When we stay at a hotel, there are many additional services offered for our comfort and convenience. One such service is in-room dining, which allows you to enjoy meals in the privacy of your own room.
However, this convenience often comes with additional fees that can sometimes cause confusion among guests. Two charges that often raise questions are the service charge and the tray charge.
If you’ve ever wondered what these charges entail, let me try to provide some clarity.
Service Charge on In-Room Dining.
A service charge on in-room dining is basically an added fee that covers the cost of providing this convenient dining option. For hotels, delivering food to your room involves extra labor and resources compared to serving food in a restaurant setting. This includes time spent by staff taking orders, preparing trays, delivering meals from the kitchen to individual rooms, and then clearing away dishes after meals.

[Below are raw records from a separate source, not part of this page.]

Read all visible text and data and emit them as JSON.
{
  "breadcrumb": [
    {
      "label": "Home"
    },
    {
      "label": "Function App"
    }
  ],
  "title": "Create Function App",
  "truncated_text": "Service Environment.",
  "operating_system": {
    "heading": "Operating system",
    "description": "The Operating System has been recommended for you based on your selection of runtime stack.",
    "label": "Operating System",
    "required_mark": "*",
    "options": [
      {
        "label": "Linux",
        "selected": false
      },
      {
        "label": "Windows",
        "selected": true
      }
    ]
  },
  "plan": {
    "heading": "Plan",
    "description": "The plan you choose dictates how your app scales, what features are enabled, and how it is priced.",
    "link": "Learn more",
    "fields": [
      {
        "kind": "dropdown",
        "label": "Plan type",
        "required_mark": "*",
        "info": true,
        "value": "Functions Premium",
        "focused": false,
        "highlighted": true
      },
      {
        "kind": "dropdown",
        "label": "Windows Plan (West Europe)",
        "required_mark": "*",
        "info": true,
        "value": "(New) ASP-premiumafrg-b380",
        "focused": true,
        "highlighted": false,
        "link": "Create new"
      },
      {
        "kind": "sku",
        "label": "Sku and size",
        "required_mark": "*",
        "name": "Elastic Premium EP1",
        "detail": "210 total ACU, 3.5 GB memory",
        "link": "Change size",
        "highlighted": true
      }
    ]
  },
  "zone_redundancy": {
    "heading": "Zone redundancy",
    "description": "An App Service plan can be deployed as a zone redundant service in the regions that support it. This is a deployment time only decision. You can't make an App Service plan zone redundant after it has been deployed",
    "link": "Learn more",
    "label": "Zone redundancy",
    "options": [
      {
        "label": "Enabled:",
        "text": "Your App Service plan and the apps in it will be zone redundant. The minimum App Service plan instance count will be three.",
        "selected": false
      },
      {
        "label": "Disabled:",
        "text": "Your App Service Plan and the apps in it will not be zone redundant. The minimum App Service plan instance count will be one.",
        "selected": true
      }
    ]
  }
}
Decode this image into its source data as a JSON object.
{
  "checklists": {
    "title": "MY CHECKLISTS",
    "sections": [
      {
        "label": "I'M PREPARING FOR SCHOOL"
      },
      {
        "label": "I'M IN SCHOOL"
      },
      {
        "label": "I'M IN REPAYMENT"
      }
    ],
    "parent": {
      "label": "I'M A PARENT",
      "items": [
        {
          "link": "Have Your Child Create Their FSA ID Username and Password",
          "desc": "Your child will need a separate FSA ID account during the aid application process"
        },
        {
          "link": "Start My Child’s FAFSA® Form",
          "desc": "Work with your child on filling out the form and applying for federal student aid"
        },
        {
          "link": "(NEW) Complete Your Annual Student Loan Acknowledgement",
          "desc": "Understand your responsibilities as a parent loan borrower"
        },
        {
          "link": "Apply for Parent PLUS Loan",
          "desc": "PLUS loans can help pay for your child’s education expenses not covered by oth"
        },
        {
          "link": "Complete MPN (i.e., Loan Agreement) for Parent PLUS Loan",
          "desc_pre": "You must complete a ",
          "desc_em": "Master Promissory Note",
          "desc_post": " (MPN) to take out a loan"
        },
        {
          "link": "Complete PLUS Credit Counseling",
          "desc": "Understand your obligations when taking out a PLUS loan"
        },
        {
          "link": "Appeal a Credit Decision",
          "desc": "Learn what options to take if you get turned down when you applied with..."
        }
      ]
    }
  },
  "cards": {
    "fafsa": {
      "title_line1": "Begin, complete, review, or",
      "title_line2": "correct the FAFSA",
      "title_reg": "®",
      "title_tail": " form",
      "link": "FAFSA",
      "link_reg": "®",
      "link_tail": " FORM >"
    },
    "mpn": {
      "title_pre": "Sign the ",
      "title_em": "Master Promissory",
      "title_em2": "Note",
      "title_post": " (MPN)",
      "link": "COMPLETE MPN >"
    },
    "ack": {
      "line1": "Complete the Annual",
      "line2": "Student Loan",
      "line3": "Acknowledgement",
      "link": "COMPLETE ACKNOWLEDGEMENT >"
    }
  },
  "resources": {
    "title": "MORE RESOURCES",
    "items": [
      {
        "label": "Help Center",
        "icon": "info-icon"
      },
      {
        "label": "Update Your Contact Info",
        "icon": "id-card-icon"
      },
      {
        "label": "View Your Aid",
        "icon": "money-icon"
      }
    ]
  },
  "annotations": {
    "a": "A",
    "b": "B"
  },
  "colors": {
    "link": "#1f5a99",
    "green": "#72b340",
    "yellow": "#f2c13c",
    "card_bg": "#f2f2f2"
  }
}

This charge is usually calculated as a percentage of the total bill (typically around 10-20%), but it can also be a fixed amount depending on the hotel’s policies. It’s important to note that this fee is not a tip for the server. It’s an operational fee meant to cover such costs associated with running an efficient in-room dining service.
The tray charge (also known as a delivery charge), on the other hand, is specifically related to the physical delivery of your meal from the kitchen to your room.
This fee helps cover some costs associated with transporting food throughout large hotels – including time spent by staff carrying trays up elevators or down long corridors and any equipment needed for transporting meals.
In contrast to a service charge which varies based on your total food bill amount, a tray charge is typically a fixed amount per order regardless of how much you’ve ordered.
Should you tip if you are already paying a service charge, or a tray charge?
This depends on the policy of the establishment and the country you’re in. In some locales, the service charge goes straight to the business, not to the staff, so a tip may still be welcomed.
However, elsewhere, the service charge is shared among staff as part of their salary. When in doubt, it’s always a good idea to inquire. Keep in mind, tipping is typically a way to show gratitude for excellent service.
At the same time, fairness towards customers also needs to be considered. If you’re already paying an additional 15% to 25% on top of already pricey food, it might be unreasonable to expect further tips from you.
Another junk fee?
If you’re wondering whether tray and service charges are akin to hidden or junk fees like resort charges, you are not wrong.
Some hotels include these charges in their menu prices, while others add them separately to your bill.
While many hotels might allocate the additional funds gathered to their staff, the majority may not follow this practice. In fact, many hotels will add such charges just because they can. Even if it doesn’t cost them a penny extra for in-room dining.
A simple and less confusing solution would be to include all charges in the price of the dish (some hotels already do this). This allows for fair compensation of employees and spares guests from spending excessive time calculating their final bill.
In essence, while both charges relate to in-room dining experiences, they cover different aspects of it. The service charge is a broader fee that helps cover a range of costs associated with offering in-room dining, while the tray charge is specifically tied to the delivery process.
It’s always a good idea to ask about these fees when checking into a hotel or before ordering in-room dining, so you can avoid any surprises on your bill.
In conclusion, understanding these charges can help you make informed decisions about using hotel services and manage your travel budget effectively. Remember, all charges and policies can vary from one hotel to another, so it’s always best to inquire directly with the hotel staff for specifics.